“Gluten-free foods often have less dietary fibre and other micronutrients, making them less nutritious and they also tend to cost more. People without Celiac disease may reconsider limiting their gluten intake for chronic disease prevention, especially for diabetes.”

Micronutrients are dietary components such as vitamins and minerals.

The findings

Researchers found the following…

  • Most participants had gluten intake below 12 grams/day.
  • Those who ate the most gluten had lower type 2 diabetes risk during 30 years of follow-up.
  • Participants who ate less gluten also tended to eat less cereal fibre, a known protective factor for type 2 diabetes development.
  • Individuals in the highest 20 percent of gluten consumption had a 13 percent lower risk of developing Type 2 diabetes in comparison to those with the lowest daily gluten consumption (approximately fewer than 4 grams).

The researchers estimated daily gluten intake for 199 794 participants in three long-term health studies from food-frequency questionnaires completed by participants every two to four years.

Study participants reported their gluten consumption and the study was observational, therefore findings warrant confirmation by other investigations. Also, most of the participants took part in the study before gluten-free diets became popular, so there is no data from gluten abstainers.

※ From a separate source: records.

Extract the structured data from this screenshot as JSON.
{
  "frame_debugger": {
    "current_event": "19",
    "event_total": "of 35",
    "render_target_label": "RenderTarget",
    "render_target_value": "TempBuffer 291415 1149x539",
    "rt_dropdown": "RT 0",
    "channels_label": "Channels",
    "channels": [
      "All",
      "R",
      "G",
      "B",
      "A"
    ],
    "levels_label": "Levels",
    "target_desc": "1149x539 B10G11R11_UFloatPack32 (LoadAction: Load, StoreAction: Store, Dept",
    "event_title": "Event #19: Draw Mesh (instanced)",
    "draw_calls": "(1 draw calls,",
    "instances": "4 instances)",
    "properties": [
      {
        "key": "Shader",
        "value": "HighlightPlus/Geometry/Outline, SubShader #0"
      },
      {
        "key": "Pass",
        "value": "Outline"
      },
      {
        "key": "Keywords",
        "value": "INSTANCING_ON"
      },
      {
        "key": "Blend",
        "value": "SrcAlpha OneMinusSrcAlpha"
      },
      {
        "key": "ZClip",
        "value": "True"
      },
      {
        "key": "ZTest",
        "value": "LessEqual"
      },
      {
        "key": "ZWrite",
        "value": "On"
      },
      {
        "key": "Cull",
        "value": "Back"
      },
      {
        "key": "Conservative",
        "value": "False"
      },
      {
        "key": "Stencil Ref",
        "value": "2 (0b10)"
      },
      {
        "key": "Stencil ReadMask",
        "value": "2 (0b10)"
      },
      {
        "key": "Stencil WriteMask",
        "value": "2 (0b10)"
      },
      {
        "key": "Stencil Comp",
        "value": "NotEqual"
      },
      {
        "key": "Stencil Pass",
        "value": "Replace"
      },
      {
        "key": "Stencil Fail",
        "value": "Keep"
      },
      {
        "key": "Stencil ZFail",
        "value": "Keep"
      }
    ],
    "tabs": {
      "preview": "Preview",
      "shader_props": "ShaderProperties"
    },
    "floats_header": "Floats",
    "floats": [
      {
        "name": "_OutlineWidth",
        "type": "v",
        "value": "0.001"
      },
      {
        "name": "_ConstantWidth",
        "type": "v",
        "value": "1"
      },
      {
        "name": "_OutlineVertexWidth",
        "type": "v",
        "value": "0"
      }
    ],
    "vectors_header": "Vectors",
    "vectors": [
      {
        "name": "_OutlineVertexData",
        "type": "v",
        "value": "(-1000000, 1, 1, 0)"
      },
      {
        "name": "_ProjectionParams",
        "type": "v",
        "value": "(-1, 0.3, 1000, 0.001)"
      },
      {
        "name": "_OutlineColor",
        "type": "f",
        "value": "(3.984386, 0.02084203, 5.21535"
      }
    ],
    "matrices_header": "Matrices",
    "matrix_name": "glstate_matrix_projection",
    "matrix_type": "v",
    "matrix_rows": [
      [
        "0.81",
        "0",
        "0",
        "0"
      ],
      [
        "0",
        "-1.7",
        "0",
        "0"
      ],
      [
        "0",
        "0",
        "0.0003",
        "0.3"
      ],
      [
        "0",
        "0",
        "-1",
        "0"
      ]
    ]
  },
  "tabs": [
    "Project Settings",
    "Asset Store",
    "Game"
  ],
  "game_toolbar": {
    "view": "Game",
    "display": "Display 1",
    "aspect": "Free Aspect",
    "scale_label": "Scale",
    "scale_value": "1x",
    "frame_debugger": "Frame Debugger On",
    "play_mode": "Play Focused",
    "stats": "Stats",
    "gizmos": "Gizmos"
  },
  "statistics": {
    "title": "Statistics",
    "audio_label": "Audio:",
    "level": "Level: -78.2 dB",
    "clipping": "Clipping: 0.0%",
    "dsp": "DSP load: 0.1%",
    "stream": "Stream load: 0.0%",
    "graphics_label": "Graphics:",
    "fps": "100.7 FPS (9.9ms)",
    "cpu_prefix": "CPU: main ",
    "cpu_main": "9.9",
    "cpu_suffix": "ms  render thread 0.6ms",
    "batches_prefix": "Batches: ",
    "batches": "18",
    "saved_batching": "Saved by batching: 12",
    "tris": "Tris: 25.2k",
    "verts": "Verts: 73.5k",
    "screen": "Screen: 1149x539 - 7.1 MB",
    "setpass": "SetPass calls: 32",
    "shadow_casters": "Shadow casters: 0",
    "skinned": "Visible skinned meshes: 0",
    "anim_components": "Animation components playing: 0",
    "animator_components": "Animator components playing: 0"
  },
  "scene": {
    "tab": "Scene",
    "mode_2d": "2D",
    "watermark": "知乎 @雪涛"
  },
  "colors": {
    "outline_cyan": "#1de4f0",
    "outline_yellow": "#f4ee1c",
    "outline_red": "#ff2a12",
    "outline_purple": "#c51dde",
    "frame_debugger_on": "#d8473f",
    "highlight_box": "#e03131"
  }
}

Source: American Heart Association via Sciencedaily.com

While All4Women endeavours to ensure health articles are based on scientific research, health articles should not be considered as a replacement for professional medical advice. Should you have concerns related to this content, it is advised that you discuss them with your personal healthcare provider.